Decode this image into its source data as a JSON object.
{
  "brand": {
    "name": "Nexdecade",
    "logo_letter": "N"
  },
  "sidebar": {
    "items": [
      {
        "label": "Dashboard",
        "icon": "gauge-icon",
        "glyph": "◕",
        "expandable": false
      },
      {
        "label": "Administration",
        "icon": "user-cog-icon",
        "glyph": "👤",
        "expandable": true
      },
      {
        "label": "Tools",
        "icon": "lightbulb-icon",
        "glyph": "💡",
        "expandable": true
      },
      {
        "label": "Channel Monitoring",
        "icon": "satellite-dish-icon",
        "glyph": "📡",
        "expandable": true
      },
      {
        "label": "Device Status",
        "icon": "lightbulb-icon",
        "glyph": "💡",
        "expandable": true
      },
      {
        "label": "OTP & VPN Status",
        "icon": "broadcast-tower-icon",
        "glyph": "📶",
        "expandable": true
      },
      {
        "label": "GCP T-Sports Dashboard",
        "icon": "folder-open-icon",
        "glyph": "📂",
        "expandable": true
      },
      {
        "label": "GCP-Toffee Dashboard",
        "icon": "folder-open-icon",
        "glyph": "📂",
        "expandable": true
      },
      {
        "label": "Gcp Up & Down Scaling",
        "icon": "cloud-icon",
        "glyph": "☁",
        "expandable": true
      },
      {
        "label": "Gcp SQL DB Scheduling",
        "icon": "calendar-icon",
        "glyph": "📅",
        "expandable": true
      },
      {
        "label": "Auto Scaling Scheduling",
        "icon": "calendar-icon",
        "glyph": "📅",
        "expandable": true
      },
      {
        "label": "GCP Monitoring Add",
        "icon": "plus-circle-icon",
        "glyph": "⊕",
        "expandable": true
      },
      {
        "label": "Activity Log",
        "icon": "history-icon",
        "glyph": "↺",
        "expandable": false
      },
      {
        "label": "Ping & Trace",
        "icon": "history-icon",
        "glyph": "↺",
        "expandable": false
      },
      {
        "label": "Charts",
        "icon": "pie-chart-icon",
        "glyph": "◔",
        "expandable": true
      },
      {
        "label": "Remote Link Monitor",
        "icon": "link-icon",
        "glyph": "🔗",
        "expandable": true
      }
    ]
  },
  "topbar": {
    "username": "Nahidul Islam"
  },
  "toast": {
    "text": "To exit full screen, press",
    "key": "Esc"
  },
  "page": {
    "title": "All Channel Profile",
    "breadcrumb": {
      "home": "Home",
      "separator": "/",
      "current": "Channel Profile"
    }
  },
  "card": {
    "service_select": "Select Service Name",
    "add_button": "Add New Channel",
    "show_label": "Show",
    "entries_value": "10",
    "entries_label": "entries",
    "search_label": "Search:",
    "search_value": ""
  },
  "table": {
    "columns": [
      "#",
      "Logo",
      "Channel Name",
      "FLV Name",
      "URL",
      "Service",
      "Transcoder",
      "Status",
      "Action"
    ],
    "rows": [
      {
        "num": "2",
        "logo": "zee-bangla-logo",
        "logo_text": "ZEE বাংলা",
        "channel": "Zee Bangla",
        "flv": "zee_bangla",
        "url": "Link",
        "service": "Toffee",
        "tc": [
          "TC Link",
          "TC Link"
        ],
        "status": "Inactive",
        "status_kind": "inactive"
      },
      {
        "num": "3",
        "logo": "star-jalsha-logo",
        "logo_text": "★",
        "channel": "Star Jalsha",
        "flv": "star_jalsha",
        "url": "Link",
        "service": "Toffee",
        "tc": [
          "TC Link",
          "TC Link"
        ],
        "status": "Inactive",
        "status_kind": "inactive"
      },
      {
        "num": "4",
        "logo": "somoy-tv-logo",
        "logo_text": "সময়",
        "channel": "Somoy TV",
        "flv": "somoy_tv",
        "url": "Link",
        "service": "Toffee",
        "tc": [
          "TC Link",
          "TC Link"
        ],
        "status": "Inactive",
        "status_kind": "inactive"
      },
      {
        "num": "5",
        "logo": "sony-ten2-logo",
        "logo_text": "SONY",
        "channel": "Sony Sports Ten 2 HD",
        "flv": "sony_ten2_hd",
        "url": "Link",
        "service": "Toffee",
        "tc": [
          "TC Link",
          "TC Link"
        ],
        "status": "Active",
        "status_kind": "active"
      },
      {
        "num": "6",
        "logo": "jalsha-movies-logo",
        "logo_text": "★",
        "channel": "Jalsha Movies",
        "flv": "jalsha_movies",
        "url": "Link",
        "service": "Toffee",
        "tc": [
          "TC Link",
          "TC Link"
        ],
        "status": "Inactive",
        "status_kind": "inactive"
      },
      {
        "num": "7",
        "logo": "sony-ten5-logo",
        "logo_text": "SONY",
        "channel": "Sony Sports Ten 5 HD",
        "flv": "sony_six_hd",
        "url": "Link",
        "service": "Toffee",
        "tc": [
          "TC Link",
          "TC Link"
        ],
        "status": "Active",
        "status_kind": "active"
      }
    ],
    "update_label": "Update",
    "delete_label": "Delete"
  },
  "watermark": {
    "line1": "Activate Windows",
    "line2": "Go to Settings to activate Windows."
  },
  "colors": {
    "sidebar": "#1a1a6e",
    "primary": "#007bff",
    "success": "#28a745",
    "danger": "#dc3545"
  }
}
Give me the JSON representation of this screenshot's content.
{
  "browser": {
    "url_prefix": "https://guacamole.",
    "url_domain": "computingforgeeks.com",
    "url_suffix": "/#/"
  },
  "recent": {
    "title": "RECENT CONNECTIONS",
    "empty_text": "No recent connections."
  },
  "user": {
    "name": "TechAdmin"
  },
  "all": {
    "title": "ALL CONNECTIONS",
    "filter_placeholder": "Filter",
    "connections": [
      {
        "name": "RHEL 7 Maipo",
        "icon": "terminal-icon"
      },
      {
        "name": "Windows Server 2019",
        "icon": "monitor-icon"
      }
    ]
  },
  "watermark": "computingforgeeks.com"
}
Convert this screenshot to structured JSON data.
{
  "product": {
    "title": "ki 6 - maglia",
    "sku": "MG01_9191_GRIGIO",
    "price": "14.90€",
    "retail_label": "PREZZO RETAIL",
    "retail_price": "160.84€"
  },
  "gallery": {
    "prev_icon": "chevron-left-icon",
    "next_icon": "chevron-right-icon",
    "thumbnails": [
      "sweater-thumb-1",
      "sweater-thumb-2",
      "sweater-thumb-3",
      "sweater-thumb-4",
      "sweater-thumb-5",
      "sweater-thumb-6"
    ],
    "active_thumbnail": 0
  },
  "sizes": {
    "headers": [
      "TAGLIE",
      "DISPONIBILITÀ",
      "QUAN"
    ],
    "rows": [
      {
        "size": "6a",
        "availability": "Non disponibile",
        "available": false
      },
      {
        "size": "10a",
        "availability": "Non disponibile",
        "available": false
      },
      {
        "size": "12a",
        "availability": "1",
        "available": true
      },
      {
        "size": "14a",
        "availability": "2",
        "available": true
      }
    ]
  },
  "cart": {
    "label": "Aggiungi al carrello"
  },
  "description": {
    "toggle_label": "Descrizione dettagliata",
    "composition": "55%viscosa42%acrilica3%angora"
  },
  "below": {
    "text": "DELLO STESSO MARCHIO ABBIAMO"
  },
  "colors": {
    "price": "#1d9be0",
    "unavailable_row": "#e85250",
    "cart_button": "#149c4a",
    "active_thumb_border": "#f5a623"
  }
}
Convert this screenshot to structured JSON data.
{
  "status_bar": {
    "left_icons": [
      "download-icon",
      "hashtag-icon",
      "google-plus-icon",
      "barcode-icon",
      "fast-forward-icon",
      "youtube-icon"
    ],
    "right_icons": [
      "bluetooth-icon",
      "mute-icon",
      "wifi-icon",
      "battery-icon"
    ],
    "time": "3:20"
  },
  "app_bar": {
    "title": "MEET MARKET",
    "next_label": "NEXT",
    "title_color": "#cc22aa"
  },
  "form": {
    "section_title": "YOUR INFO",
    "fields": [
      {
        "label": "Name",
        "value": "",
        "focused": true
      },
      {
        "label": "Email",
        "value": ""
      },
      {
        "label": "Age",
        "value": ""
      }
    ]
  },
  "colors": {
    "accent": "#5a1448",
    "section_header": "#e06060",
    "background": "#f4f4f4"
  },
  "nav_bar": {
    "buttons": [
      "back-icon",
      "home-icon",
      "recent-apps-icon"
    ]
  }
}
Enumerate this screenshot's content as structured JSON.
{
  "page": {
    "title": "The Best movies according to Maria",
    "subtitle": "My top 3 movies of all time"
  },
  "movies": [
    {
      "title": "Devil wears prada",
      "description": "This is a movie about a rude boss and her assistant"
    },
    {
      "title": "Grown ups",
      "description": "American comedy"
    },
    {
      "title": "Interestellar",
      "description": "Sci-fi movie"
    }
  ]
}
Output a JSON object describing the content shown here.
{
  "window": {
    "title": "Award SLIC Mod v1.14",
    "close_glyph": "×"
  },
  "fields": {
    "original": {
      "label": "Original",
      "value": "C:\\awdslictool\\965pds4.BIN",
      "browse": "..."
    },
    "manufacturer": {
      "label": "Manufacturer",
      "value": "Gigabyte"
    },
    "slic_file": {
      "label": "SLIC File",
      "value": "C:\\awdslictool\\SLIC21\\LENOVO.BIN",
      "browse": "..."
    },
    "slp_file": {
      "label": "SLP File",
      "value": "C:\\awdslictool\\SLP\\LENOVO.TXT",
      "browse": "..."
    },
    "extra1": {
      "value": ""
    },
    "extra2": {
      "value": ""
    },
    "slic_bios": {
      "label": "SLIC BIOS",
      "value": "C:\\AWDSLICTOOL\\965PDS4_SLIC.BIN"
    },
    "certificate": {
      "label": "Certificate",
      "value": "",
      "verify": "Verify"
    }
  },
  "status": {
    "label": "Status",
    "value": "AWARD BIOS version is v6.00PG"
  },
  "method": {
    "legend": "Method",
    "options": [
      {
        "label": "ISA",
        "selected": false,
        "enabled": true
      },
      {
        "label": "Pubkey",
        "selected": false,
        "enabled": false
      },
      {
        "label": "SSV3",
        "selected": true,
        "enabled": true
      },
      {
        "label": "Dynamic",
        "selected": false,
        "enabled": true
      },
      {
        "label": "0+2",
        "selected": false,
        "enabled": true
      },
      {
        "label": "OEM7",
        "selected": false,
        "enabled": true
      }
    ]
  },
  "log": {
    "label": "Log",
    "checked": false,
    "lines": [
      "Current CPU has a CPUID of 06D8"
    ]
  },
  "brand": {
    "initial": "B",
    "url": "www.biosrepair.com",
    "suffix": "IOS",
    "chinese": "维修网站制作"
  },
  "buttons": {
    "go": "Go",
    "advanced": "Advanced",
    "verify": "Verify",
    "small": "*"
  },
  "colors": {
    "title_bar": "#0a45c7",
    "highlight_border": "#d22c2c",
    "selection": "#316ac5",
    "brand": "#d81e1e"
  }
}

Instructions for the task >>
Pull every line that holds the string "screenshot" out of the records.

Task answer >>
Give me the JSON representation of this screenshot's content.
Convert this screenshot to structured JSON data.
Convert this screenshot to structured JSON data.
Enumerate this screenshot's content as structured JSON.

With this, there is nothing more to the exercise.